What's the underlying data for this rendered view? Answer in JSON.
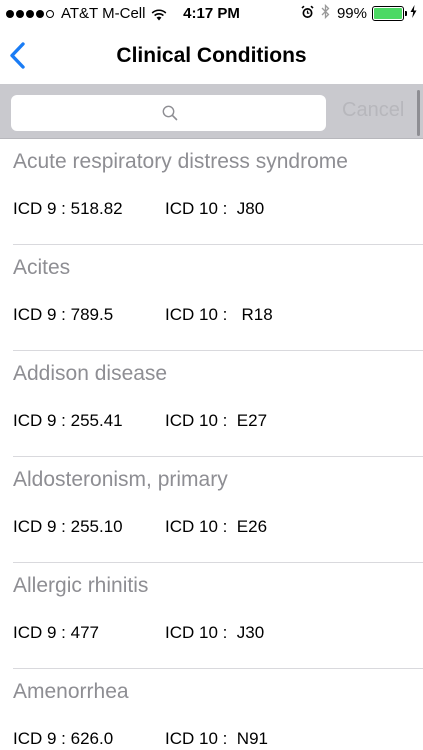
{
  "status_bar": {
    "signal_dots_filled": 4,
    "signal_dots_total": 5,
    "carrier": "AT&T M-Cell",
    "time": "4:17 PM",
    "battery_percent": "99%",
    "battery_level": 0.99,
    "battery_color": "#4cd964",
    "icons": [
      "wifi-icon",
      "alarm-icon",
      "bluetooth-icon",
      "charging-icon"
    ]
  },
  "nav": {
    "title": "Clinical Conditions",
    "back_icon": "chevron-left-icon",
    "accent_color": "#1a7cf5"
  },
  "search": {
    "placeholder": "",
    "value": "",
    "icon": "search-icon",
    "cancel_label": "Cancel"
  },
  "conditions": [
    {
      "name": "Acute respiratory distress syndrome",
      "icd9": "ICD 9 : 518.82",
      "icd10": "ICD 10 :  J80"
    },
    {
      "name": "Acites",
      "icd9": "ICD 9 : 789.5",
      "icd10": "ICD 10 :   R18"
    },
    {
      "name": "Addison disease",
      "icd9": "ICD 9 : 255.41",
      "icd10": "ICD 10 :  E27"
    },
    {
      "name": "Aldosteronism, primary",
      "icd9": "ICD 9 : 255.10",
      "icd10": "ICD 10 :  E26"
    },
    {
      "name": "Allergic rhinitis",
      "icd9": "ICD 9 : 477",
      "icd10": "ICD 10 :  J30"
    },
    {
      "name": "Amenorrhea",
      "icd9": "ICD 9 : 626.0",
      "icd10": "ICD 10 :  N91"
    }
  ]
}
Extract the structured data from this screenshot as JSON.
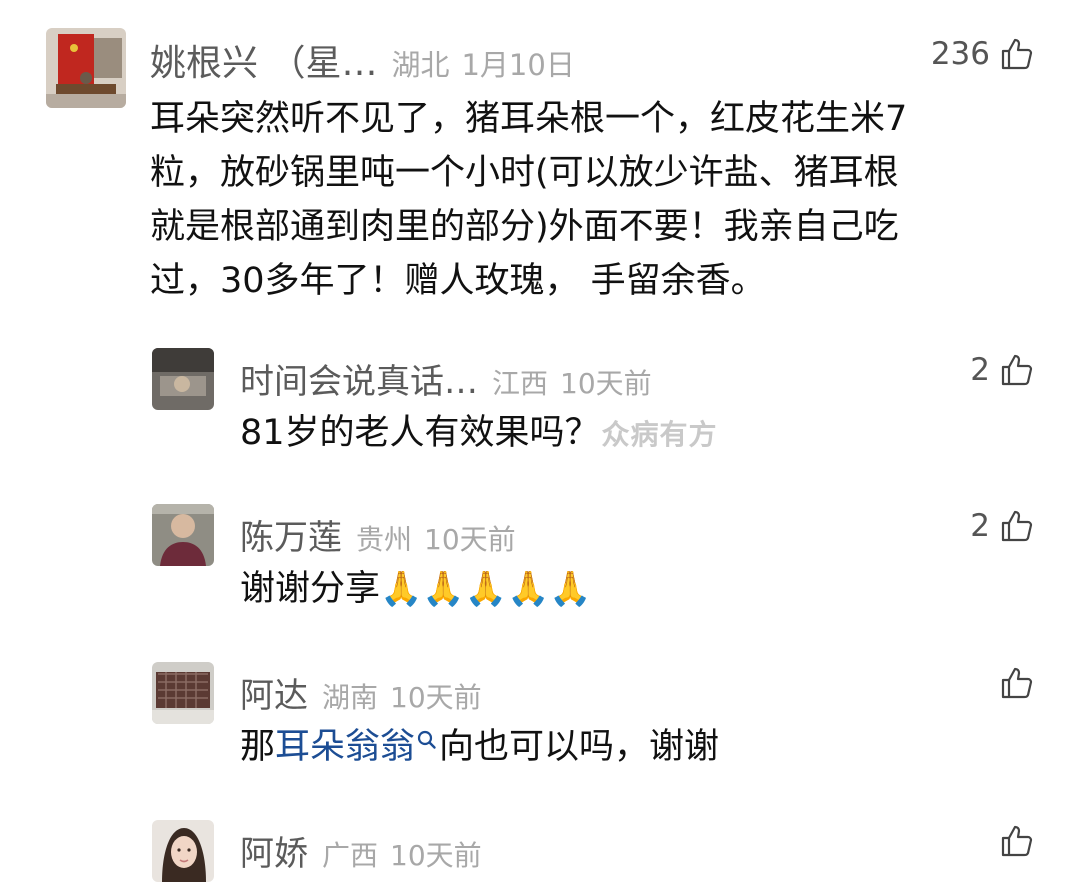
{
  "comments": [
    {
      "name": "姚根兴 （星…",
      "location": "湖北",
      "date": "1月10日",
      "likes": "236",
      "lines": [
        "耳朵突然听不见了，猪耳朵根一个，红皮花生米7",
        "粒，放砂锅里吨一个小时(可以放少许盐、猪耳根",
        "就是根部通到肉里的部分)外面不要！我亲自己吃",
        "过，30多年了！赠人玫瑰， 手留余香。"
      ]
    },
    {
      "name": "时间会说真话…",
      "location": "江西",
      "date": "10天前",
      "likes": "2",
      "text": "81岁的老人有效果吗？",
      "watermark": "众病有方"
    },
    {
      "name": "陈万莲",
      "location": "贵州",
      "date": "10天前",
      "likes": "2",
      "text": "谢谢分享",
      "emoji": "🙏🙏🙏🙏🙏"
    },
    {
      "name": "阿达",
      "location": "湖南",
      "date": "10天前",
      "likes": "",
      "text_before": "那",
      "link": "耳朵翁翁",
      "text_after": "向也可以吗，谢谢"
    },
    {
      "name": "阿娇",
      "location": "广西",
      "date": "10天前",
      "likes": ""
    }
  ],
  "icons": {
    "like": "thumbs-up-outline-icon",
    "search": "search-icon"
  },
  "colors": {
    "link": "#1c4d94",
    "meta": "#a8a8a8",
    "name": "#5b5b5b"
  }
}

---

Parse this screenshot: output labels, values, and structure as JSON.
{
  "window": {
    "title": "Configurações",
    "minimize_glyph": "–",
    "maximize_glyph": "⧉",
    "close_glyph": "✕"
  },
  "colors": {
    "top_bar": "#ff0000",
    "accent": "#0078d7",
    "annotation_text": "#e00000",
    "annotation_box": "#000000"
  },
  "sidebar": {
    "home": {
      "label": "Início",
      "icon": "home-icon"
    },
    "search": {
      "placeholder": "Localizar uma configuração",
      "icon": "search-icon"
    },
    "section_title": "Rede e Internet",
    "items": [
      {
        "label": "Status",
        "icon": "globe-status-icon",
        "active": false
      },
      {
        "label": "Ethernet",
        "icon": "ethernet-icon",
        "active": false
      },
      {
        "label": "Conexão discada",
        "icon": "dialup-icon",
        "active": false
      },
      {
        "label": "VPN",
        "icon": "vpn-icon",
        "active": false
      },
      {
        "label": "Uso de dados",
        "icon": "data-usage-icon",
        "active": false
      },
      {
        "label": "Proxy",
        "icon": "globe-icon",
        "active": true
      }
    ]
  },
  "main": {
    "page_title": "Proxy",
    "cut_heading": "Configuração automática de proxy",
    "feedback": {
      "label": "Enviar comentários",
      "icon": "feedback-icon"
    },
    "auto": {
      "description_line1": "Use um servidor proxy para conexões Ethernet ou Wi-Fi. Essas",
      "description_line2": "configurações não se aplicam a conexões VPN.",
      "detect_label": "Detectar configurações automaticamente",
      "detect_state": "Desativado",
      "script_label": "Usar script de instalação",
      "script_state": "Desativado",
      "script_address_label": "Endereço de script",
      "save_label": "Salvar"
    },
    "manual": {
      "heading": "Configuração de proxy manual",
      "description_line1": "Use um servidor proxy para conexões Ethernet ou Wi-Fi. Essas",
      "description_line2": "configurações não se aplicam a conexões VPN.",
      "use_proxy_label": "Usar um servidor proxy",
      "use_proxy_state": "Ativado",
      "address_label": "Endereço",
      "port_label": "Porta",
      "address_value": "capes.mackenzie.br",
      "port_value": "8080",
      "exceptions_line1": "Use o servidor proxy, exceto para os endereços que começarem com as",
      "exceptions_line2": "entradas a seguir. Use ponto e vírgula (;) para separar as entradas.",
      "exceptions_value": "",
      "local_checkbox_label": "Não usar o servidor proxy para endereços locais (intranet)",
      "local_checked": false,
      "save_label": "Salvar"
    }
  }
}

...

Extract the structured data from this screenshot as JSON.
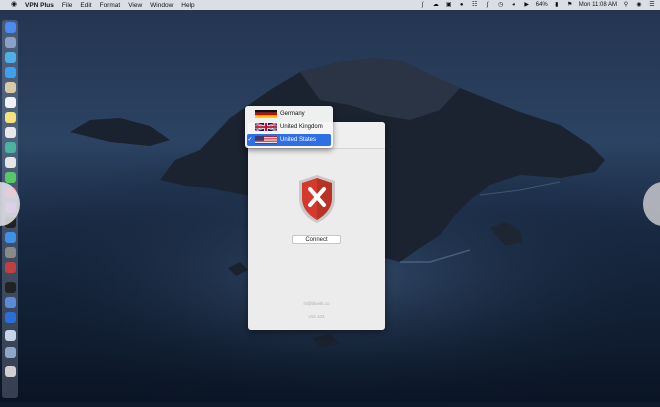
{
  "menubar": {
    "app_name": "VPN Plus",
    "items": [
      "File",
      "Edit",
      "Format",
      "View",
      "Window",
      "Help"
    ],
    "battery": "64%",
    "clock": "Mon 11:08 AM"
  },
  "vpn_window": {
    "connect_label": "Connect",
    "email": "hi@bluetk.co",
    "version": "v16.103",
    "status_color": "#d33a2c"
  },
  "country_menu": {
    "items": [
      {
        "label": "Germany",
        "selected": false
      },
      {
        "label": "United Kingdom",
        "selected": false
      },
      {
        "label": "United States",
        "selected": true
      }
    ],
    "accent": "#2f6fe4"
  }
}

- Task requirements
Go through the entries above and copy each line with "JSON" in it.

- Written answer
What's the underlying data for this rendered view? Answer in JSON.
Extract the structured data from this screenshot as JSON.
Parse this screenshot: output labels, values, and structure as JSON.
Extract the structured data from this screenshot as JSON.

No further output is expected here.